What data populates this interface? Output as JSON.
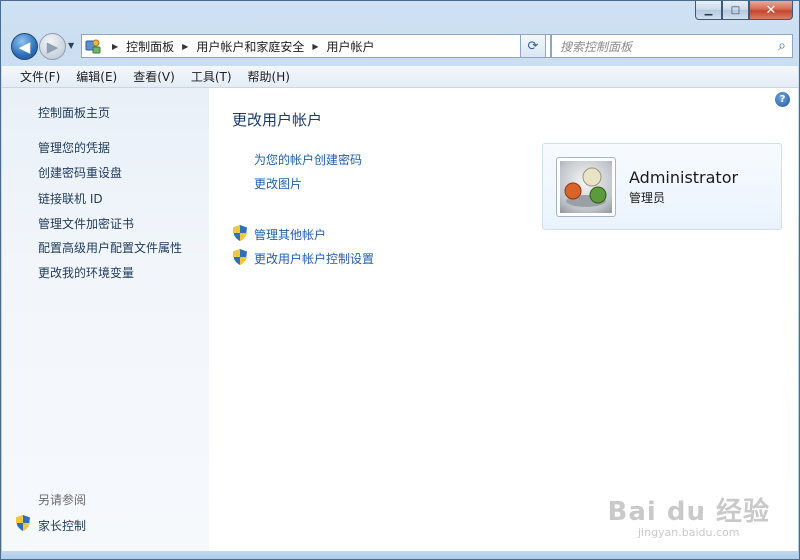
{
  "window": {
    "caption_buttons": [
      {
        "name": "minimize-button",
        "glyph": "▁"
      },
      {
        "name": "maximize-button",
        "glyph": "□"
      },
      {
        "name": "close-button",
        "glyph": "✕"
      }
    ]
  },
  "nav": {
    "back_glyph": "◀",
    "forward_glyph": "▶",
    "recent_glyph": "▼",
    "breadcrumbs": [
      "控制面板",
      "用户帐户和家庭安全",
      "用户帐户"
    ],
    "crumb_separator": "▶",
    "dropdown_glyph": "▼",
    "refresh_glyph": "⟳",
    "search_placeholder": "搜索控制面板",
    "search_glyph": "⌕"
  },
  "menubar": {
    "items": [
      "文件(F)",
      "编辑(E)",
      "查看(V)",
      "工具(T)",
      "帮助(H)"
    ]
  },
  "sidebar": {
    "home_link": "控制面板主页",
    "links": [
      "管理您的凭据",
      "创建密码重设盘",
      "链接联机 ID",
      "管理文件加密证书",
      "配置高级用户配置文件属性",
      "更改我的环境变量"
    ],
    "see_also_title": "另请参阅",
    "see_also_link": "家长控制"
  },
  "main": {
    "help_glyph": "?",
    "page_title": "更改用户帐户",
    "tasks": [
      "为您的帐户创建密码",
      "更改图片"
    ],
    "admin_tasks": [
      "管理其他帐户",
      "更改用户帐户控制设置"
    ]
  },
  "user": {
    "name": "Administrator",
    "role": "管理员"
  },
  "watermark": {
    "main": "Bai du 经验",
    "sub": "jingyan.baidu.com"
  },
  "colors": {
    "link": "#1f5fb0",
    "title": "#1e3a6e",
    "sidebar_bg": "#eef4fa",
    "frame": "#b9d3ec"
  }
}
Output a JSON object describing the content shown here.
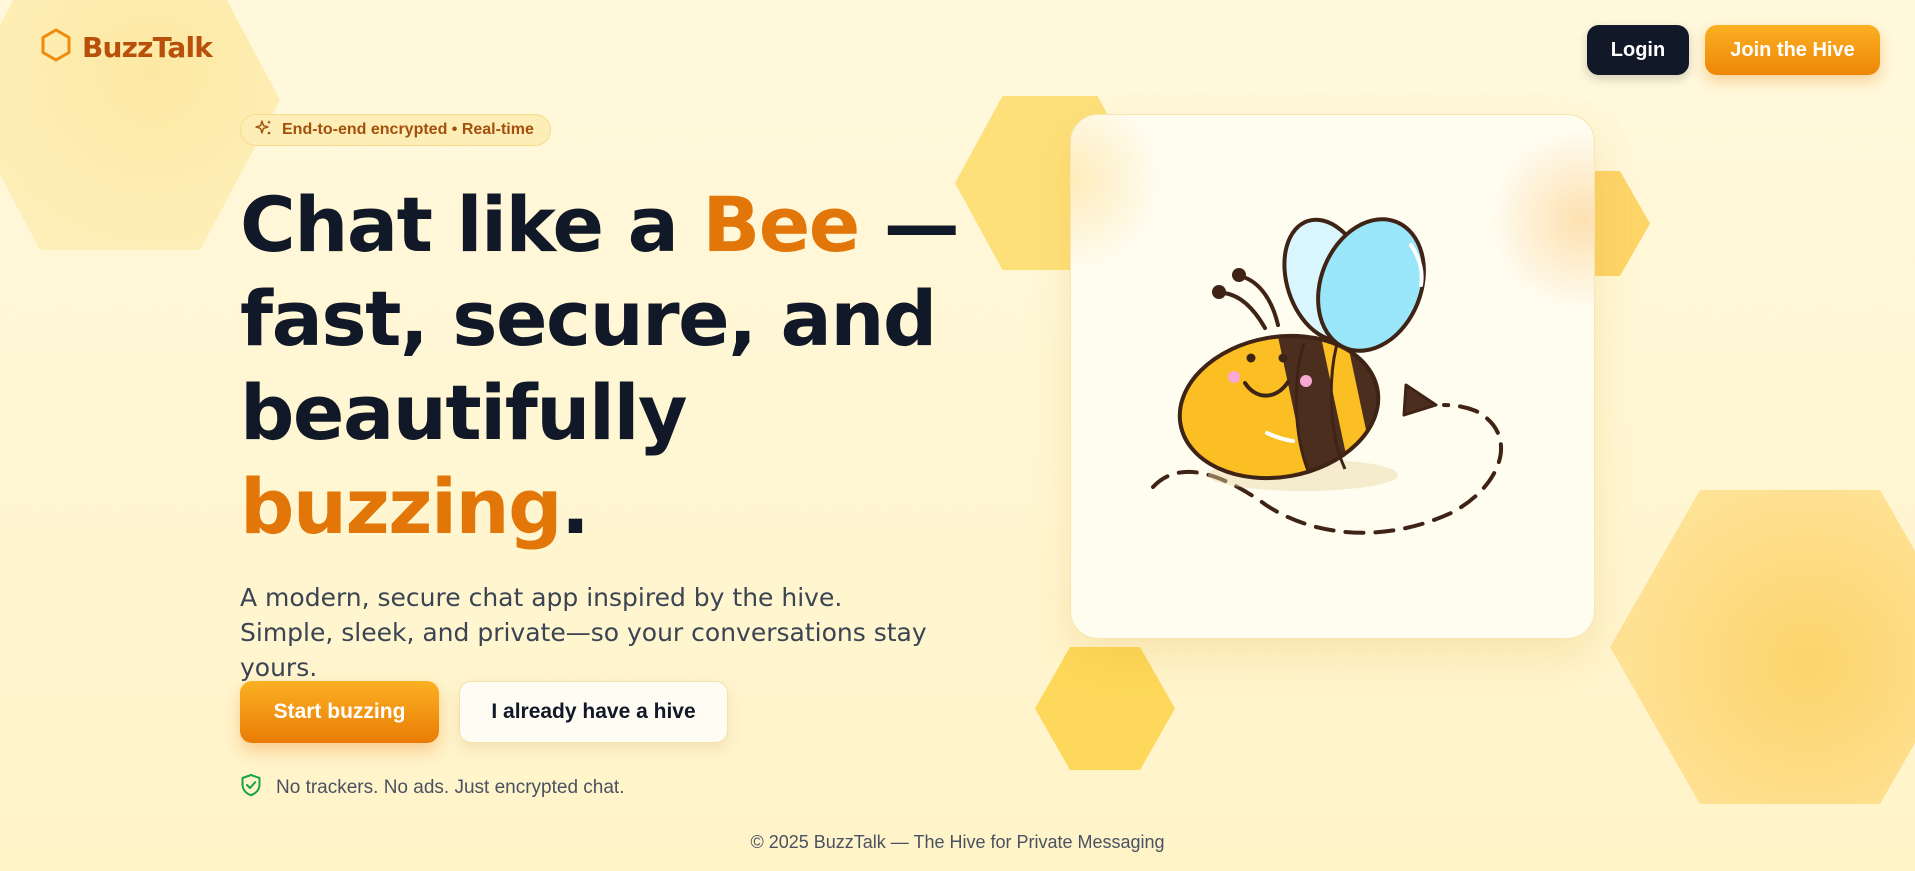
{
  "brand": {
    "name": "BuzzTalk"
  },
  "header": {
    "login_label": "Login",
    "join_label": "Join the Hive"
  },
  "hero": {
    "badge": "End-to-end encrypted • Real-time",
    "headline": {
      "part1": "Chat like a ",
      "accent1": "Bee",
      "part2": " — fast, secure, and beautifully ",
      "accent2": "buzzing",
      "part3": "."
    },
    "lead": "A modern, secure chat app inspired by the hive. Simple, sleek, and private—so your conversations stay yours.",
    "cta_primary": "Start buzzing",
    "cta_secondary": "I already have a hive",
    "trust": "No trackers. No ads. Just encrypted chat."
  },
  "footer": {
    "text": "© 2025 BuzzTalk — The Hive for Private Messaging"
  },
  "icons": {
    "logo": "hexagon-icon",
    "badge": "sparkles-icon",
    "trust": "shield-check-icon",
    "illustration": "bee-illustration"
  },
  "colors": {
    "accent": "#e27608",
    "dark": "#111827",
    "brand": "#b84f0a",
    "honey": "#fcd34d",
    "trust_green": "#16a34a"
  }
}
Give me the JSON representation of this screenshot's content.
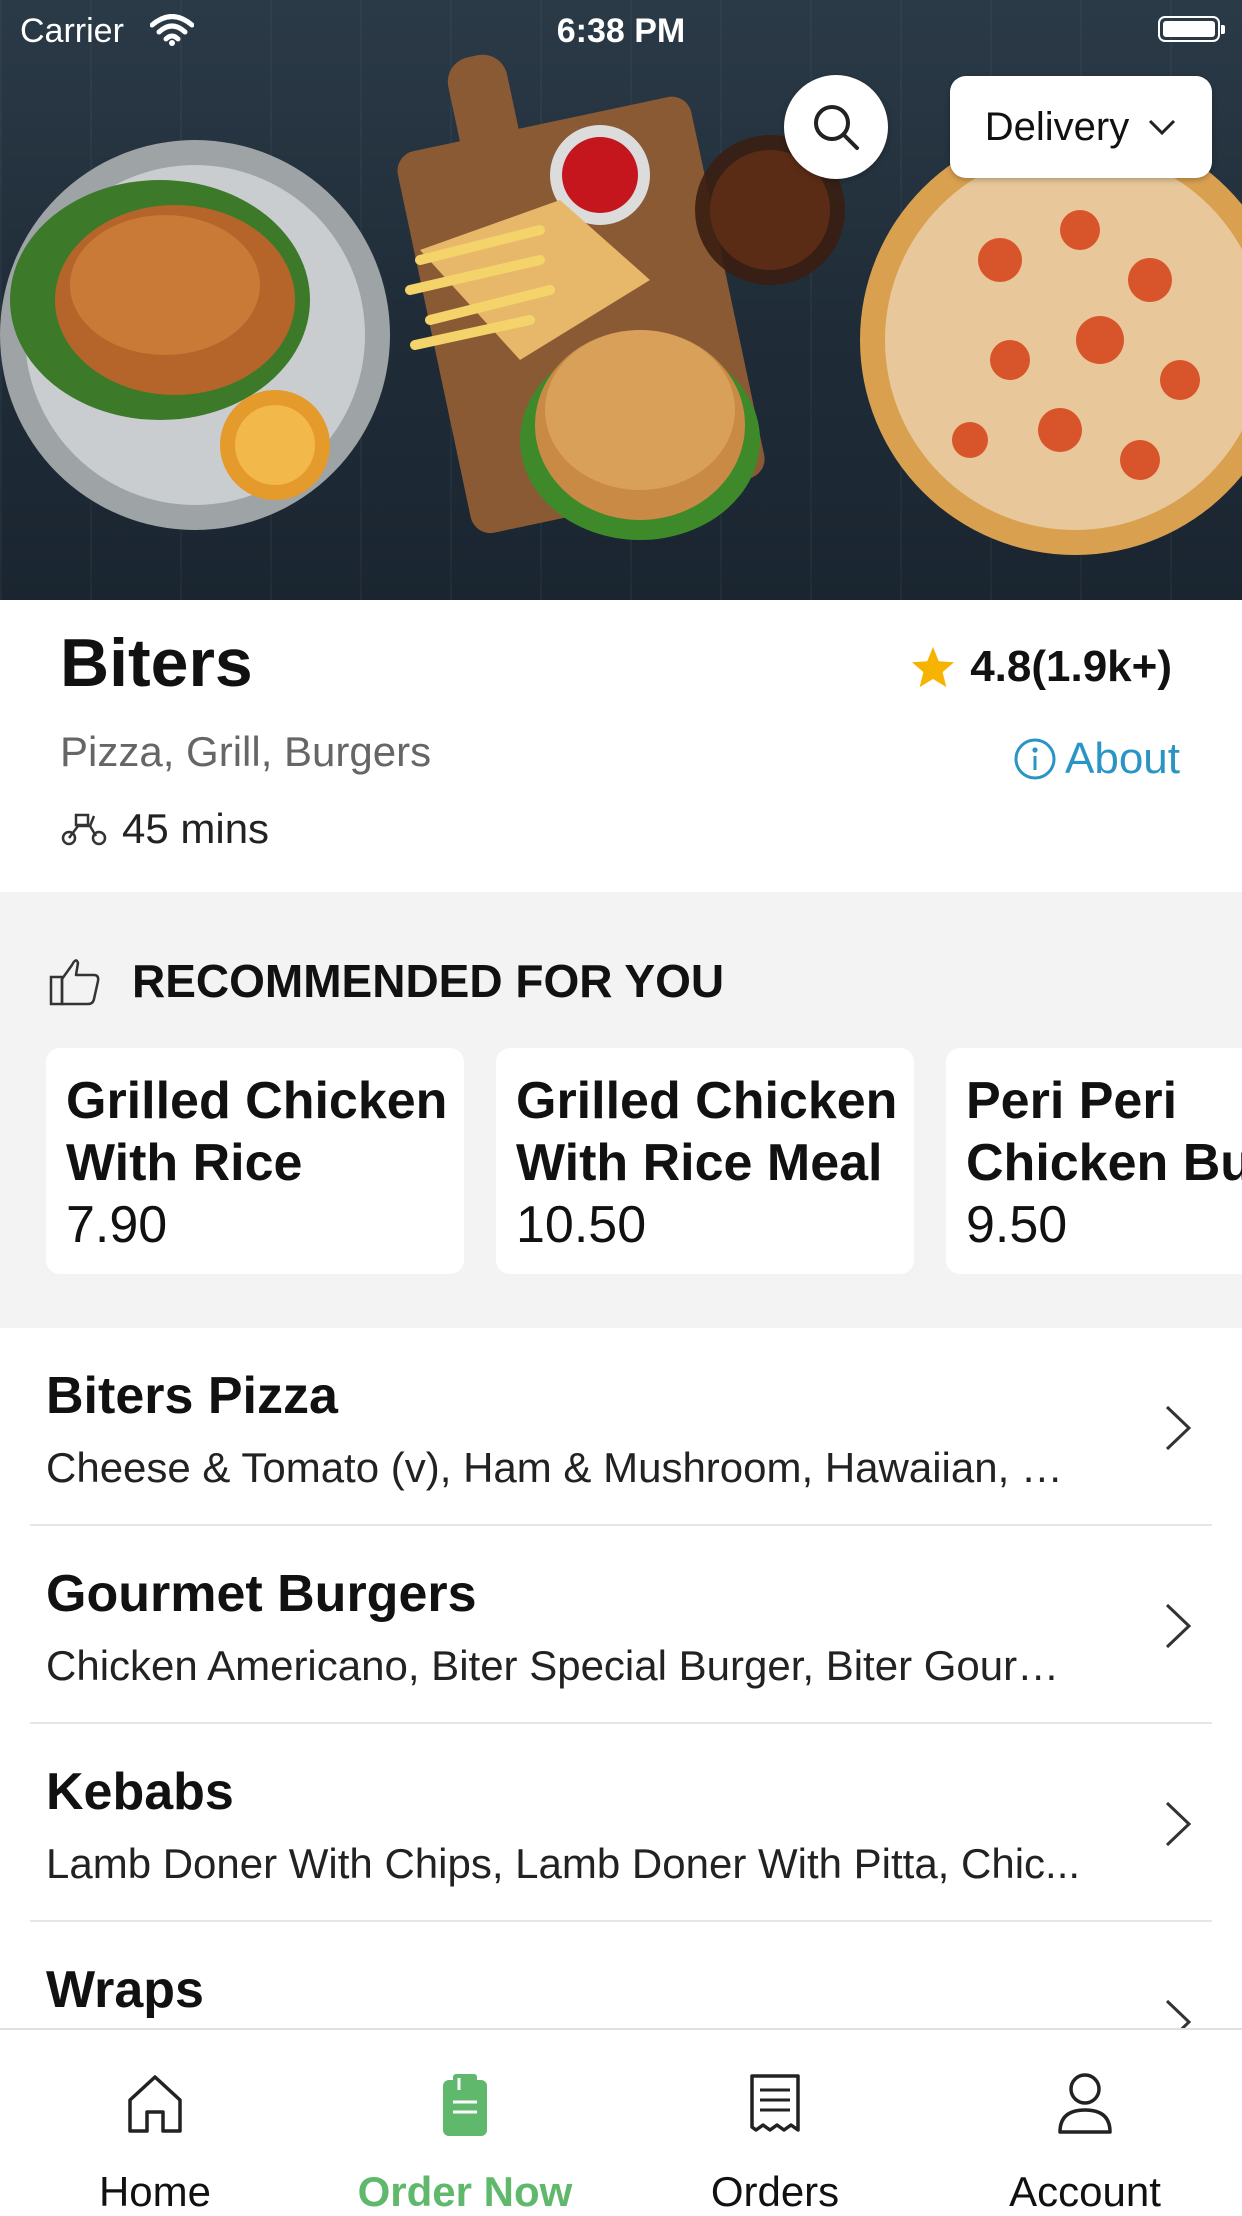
{
  "status_bar": {
    "carrier": "Carrier",
    "time": "6:38 PM"
  },
  "header": {
    "delivery_mode": "Delivery"
  },
  "restaurant": {
    "name": "Biters",
    "rating": "4.8(1.9k+)",
    "cuisine": "Pizza, Grill, Burgers",
    "about_label": "About",
    "delivery_time": "45 mins"
  },
  "recommended": {
    "title": "RECOMMENDED FOR YOU",
    "items": [
      {
        "name_line1": "Grilled Chicken",
        "name_line2": "With Rice",
        "price": "7.90"
      },
      {
        "name_line1": "Grilled Chicken",
        "name_line2": "With Rice Meal",
        "price": "10.50"
      },
      {
        "name_line1": "Peri Peri",
        "name_line2": "Chicken Burger",
        "price": "9.50"
      }
    ]
  },
  "menu": {
    "categories": [
      {
        "title": "Biters Pizza",
        "desc": "Cheese & Tomato (v), Ham & Mushroom, Hawaiian, Be..."
      },
      {
        "title": "Gourmet Burgers",
        "desc": "Chicken Americano, Biter Special Burger, Biter Gourm..."
      },
      {
        "title": "Kebabs",
        "desc": "Lamb Doner With Chips, Lamb Doner With Pitta, Chic..."
      },
      {
        "title": "Wraps",
        "desc": ""
      }
    ]
  },
  "tabbar": {
    "tabs": [
      {
        "label": "Home",
        "icon": "home-icon"
      },
      {
        "label": "Order Now",
        "icon": "order-now-icon",
        "active": true
      },
      {
        "label": "Orders",
        "icon": "receipt-icon"
      },
      {
        "label": "Account",
        "icon": "account-icon"
      }
    ]
  },
  "colors": {
    "accent_green": "#5fb86b",
    "link_blue": "#2a95c5",
    "star_yellow": "#f6b400"
  }
}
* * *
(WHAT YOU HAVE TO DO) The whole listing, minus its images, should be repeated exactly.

(COMPLETED TASK)
What data populates this interface? Output as JSON.
{
  "window": {
    "caption_buttons": [
      {
        "name": "minimize-button",
        "glyph": "▁"
      },
      {
        "name": "maximize-button",
        "glyph": "□"
      },
      {
        "name": "close-button",
        "glyph": "✕"
      }
    ]
  },
  "nav": {
    "back_glyph": "◀",
    "forward_glyph": "▶",
    "recent_glyph": "▼",
    "breadcrumbs": [
      "控制面板",
      "用户帐户和家庭安全",
      "用户帐户"
    ],
    "crumb_separator": "▶",
    "dropdown_glyph": "▼",
    "refresh_glyph": "⟳",
    "search_placeholder": "搜索控制面板",
    "search_glyph": "⌕"
  },
  "menubar": {
    "items": [
      "文件(F)",
      "编辑(E)",
      "查看(V)",
      "工具(T)",
      "帮助(H)"
    ]
  },
  "sidebar": {
    "home_link": "控制面板主页",
    "links": [
      "管理您的凭据",
      "创建密码重设盘",
      "链接联机 ID",
      "管理文件加密证书",
      "配置高级用户配置文件属性",
      "更改我的环境变量"
    ],
    "see_also_title": "另请参阅",
    "see_also_link": "家长控制"
  },
  "main": {
    "help_glyph": "?",
    "page_title": "更改用户帐户",
    "tasks": [
      "为您的帐户创建密码",
      "更改图片"
    ],
    "admin_tasks": [
      "管理其他帐户",
      "更改用户帐户控制设置"
    ]
  },
  "user": {
    "name": "Administrator",
    "role": "管理员"
  },
  "watermark": {
    "main": "Bai du 经验",
    "sub": "jingyan.baidu.com"
  },
  "colors": {
    "link": "#1f5fb0",
    "title": "#1e3a6e",
    "sidebar_bg": "#eef4fa",
    "frame": "#b9d3ec"
  }
}
Output a JSON object describing the content shown here.
{
  "brand": {
    "name": "BuzzTalk"
  },
  "header": {
    "login_label": "Login",
    "join_label": "Join the Hive"
  },
  "hero": {
    "badge": "End-to-end encrypted • Real-time",
    "headline": {
      "part1": "Chat like a ",
      "accent1": "Bee",
      "part2": " — fast, secure, and beautifully ",
      "accent2": "buzzing",
      "part3": "."
    },
    "lead": "A modern, secure chat app inspired by the hive. Simple, sleek, and private—so your conversations stay yours.",
    "cta_primary": "Start buzzing",
    "cta_secondary": "I already have a hive",
    "trust": "No trackers. No ads. Just encrypted chat."
  },
  "footer": {
    "text": "© 2025 BuzzTalk — The Hive for Private Messaging"
  },
  "icons": {
    "logo": "hexagon-icon",
    "badge": "sparkles-icon",
    "trust": "shield-check-icon",
    "illustration": "bee-illustration"
  },
  "colors": {
    "accent": "#e27608",
    "dark": "#111827",
    "brand": "#b84f0a",
    "honey": "#fcd34d",
    "trust_green": "#16a34a"
  }
}
Give me the JSON representation of this screenshot's content.
{
  "status_bar": {
    "carrier": "Carrier",
    "time": "6:38 PM"
  },
  "header": {
    "delivery_mode": "Delivery"
  },
  "restaurant": {
    "name": "Biters",
    "rating": "4.8(1.9k+)",
    "cuisine": "Pizza, Grill, Burgers",
    "about_label": "About",
    "delivery_time": "45 mins"
  },
  "recommended": {
    "title": "RECOMMENDED FOR YOU",
    "items": [
      {
        "name_line1": "Grilled Chicken",
        "name_line2": "With Rice",
        "price": "7.90"
      },
      {
        "name_line1": "Grilled Chicken",
        "name_line2": "With Rice Meal",
        "price": "10.50"
      },
      {
        "name_line1": "Peri Peri",
        "name_line2": "Chicken Burger",
        "price": "9.50"
      }
    ]
  },
  "menu": {
    "categories": [
      {
        "title": "Biters Pizza",
        "desc": "Cheese & Tomato (v), Ham & Mushroom, Hawaiian, Be..."
      },
      {
        "title": "Gourmet Burgers",
        "desc": "Chicken Americano, Biter Special Burger, Biter Gourm..."
      },
      {
        "title": "Kebabs",
        "desc": "Lamb Doner With Chips, Lamb Doner With Pitta, Chic..."
      },
      {
        "title": "Wraps",
        "desc": ""
      }
    ]
  },
  "tabbar": {
    "tabs": [
      {
        "label": "Home",
        "icon": "home-icon"
      },
      {
        "label": "Order Now",
        "icon": "order-now-icon",
        "active": true
      },
      {
        "label": "Orders",
        "icon": "receipt-icon"
      },
      {
        "label": "Account",
        "icon": "account-icon"
      }
    ]
  },
  "colors": {
    "accent_green": "#5fb86b",
    "link_blue": "#2a95c5",
    "star_yellow": "#f6b400"
  }
}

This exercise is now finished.